The island of Mustique in the Grenadines. *Photo from Wikipedia
October 27 is Independence Day, celebrates the independence of Saint Vincent and the Grenadines from United Kingdom in 1979.
The island now known as Saint Vincent was originally named Youloumain by the native Island Caribs who called themselves Kalina/Carina. The Caribs aggressively prevented European settlement on Saint Vincent until 1719. Prior to this, formerly enslaved Africans, who had either been shipwrecked or who had escaped from Barbados, Saint Lucia and Grenada and sought refuge in mainland Saint Vincent, intermarried with the Caribs and became known as Black Caribs or Garifuna.
The first Europeans to occupy St Vincent were the French. But St Vincent was ceded to Great Britain by the Treaty of Paris (1763), after which friction between the British and the Caribs led to the First Carib War. The island was restored to French rule in 1779 and regained by the British under the Treaty of Versailles (1783). Like the French before them, the British also used African slaves to work plantations of sugar, coffee, indigo, tobacco, cotton and cocoa until full emancipation in 1838. Slavery was abolished in Saint Vincent (as well as in the other British colonies) in 1834, and an apprenticeship period followed which ended in 1838.

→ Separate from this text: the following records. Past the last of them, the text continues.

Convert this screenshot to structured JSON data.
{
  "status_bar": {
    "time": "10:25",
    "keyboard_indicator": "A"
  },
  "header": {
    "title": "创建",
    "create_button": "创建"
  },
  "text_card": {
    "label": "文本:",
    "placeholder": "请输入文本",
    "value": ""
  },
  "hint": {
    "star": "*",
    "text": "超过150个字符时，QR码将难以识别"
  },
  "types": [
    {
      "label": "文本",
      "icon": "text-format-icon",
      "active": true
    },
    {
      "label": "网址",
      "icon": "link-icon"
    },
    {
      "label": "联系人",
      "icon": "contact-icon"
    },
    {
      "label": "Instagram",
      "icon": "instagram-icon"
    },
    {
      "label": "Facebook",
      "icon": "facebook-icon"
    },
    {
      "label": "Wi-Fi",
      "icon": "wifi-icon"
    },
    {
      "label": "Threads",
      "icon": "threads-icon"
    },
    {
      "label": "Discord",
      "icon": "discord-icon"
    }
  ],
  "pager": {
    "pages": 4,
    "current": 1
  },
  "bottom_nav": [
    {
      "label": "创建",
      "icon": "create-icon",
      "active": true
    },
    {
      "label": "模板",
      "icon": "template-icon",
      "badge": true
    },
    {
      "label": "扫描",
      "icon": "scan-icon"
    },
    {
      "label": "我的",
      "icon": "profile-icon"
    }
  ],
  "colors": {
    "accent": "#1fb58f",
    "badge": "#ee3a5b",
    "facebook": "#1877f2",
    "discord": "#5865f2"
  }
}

During the period of its control of Saint Vincent and the Grenadines, the British made several unsuccessful attempts to affiliate the island with other Windward Islands (the southern, generally larger islands of the Lesser Antilles, within the West Indies). This would have simplified Britain’s control over the region through a unified administration. In the 1960s, several regional islands under British control, including Saint Vincent, also made an independent attempt to unify.

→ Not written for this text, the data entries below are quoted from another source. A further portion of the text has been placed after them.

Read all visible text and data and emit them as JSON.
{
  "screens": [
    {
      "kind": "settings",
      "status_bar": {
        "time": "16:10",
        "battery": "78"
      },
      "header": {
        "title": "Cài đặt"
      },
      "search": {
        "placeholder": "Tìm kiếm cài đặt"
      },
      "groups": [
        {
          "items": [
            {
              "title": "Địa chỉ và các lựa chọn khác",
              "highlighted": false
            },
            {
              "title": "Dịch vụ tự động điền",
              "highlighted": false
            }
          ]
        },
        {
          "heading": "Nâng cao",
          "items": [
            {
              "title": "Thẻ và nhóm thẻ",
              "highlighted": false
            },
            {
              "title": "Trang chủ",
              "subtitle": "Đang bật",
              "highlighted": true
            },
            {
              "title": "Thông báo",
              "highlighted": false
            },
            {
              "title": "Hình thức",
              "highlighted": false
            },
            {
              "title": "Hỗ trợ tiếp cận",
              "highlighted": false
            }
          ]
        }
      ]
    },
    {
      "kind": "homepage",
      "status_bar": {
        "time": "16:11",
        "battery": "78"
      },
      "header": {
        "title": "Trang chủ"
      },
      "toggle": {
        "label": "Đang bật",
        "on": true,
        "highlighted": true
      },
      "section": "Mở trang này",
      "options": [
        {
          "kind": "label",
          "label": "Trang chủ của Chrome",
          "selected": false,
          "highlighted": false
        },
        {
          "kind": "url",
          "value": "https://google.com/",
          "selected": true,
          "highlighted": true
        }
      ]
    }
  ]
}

Saint Vincent was granted “associate statehood” status (the collective name for a number of islands in the Eastern Caribbean whose status changed from being British colonies to states in free association with the United Kingdom in 1967) by Britain on October 27, 1969. This gave Saint Vincent complete control over its internal affairs but was short of full independence. On October 27, 1979, following a referendum, Saint Vincent and the Grenadines became the last of the Windward Islands to gain independence.

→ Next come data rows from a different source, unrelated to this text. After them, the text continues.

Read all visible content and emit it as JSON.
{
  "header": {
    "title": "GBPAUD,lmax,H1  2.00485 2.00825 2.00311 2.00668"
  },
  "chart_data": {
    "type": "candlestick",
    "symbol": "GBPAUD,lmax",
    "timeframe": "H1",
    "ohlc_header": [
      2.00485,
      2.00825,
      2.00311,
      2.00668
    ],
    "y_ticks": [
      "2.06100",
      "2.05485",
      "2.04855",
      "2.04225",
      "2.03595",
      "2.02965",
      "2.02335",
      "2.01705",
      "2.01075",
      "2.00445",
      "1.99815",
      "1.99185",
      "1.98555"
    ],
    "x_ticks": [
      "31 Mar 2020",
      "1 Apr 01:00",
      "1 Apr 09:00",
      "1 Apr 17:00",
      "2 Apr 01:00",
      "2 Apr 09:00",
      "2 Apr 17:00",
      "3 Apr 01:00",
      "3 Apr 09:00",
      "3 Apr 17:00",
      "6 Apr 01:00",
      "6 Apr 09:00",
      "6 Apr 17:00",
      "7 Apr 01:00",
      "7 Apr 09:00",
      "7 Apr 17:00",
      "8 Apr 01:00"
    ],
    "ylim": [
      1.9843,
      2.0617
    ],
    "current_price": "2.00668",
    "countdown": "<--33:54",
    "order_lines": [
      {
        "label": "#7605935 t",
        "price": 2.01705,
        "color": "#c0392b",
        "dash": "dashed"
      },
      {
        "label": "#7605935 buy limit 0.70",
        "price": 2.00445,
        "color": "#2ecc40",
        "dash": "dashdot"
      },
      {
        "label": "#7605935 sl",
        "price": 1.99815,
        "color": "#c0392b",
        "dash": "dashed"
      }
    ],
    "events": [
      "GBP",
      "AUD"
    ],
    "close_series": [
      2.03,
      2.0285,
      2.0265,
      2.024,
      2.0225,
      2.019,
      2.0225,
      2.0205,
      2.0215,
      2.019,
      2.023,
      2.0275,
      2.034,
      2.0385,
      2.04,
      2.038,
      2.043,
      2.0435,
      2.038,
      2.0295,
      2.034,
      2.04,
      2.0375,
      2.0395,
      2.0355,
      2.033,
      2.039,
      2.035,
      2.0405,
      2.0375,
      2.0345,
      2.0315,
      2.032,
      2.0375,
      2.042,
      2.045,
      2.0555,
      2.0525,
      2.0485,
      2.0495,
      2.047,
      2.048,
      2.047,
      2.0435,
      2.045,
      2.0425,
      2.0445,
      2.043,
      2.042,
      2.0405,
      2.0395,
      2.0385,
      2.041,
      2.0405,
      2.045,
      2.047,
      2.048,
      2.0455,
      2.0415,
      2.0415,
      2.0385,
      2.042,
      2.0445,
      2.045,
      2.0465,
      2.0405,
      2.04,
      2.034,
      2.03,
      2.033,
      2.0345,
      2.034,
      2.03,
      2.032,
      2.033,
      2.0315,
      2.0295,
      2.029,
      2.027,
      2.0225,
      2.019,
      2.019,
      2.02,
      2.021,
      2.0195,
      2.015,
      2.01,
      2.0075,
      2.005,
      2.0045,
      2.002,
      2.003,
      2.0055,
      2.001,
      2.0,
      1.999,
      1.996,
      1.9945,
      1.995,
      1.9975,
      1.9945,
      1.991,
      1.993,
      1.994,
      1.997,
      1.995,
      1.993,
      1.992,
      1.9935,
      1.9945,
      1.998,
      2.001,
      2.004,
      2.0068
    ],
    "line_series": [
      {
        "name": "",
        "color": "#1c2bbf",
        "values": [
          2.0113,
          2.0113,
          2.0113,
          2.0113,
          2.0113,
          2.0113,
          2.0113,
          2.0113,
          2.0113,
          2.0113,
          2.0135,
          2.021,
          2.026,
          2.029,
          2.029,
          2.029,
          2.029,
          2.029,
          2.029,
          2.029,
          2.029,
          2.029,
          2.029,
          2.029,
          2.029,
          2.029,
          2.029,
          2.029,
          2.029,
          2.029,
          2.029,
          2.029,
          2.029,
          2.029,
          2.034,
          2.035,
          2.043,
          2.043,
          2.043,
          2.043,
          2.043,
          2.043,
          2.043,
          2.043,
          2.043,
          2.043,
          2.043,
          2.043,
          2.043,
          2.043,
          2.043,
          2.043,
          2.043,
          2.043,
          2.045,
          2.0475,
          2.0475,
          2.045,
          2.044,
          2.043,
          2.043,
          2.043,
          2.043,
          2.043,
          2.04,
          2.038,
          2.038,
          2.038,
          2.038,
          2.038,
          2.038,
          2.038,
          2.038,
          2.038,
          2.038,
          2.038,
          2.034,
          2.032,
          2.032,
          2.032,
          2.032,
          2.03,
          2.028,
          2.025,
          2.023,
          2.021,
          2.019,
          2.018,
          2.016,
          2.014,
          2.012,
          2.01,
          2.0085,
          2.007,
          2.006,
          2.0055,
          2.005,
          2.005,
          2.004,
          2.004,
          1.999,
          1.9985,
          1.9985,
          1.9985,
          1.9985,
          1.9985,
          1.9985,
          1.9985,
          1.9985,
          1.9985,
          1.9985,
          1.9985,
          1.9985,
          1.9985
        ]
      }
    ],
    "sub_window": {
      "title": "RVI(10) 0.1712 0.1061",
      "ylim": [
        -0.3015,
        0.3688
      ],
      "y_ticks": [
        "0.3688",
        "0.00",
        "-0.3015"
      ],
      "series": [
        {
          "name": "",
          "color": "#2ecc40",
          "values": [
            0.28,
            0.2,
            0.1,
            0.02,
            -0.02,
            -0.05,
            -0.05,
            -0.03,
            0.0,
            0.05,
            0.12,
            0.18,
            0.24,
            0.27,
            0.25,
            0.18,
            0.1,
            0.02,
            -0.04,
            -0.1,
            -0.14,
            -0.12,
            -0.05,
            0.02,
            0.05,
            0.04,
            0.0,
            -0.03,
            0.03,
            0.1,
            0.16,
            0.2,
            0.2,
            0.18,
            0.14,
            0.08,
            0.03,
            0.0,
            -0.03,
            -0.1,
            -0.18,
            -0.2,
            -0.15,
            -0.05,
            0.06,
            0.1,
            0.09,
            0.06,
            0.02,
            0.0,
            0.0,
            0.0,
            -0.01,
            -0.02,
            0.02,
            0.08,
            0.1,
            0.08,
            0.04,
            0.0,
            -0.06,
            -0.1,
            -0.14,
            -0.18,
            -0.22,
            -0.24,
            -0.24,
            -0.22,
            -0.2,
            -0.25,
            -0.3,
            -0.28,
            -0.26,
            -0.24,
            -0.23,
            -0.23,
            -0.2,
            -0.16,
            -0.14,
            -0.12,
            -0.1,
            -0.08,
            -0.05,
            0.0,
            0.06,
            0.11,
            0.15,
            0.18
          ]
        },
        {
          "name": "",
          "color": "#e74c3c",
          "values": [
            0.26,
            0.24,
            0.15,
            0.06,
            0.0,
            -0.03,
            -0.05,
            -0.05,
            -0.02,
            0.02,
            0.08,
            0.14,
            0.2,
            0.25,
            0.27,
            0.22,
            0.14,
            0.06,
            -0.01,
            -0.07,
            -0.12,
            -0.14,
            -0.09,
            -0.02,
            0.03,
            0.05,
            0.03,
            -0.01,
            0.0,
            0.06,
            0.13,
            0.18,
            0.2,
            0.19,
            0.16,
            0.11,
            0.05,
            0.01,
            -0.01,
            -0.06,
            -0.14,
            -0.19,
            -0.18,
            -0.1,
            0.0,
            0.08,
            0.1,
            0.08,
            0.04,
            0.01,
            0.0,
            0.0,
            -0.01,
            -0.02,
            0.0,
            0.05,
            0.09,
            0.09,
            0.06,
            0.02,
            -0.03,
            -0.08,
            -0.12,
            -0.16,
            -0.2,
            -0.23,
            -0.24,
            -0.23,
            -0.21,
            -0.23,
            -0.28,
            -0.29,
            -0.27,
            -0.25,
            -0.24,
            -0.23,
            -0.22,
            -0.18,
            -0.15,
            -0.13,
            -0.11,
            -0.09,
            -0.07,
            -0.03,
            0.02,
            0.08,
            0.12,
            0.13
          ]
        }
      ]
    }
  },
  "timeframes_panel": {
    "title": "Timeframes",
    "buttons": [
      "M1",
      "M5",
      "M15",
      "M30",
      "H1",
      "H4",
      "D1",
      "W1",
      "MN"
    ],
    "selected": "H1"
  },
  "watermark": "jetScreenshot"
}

Saint Vincent and the Grenadines is an island country, which lies on the Caribbean Sea. The country is also known as St. Vincent.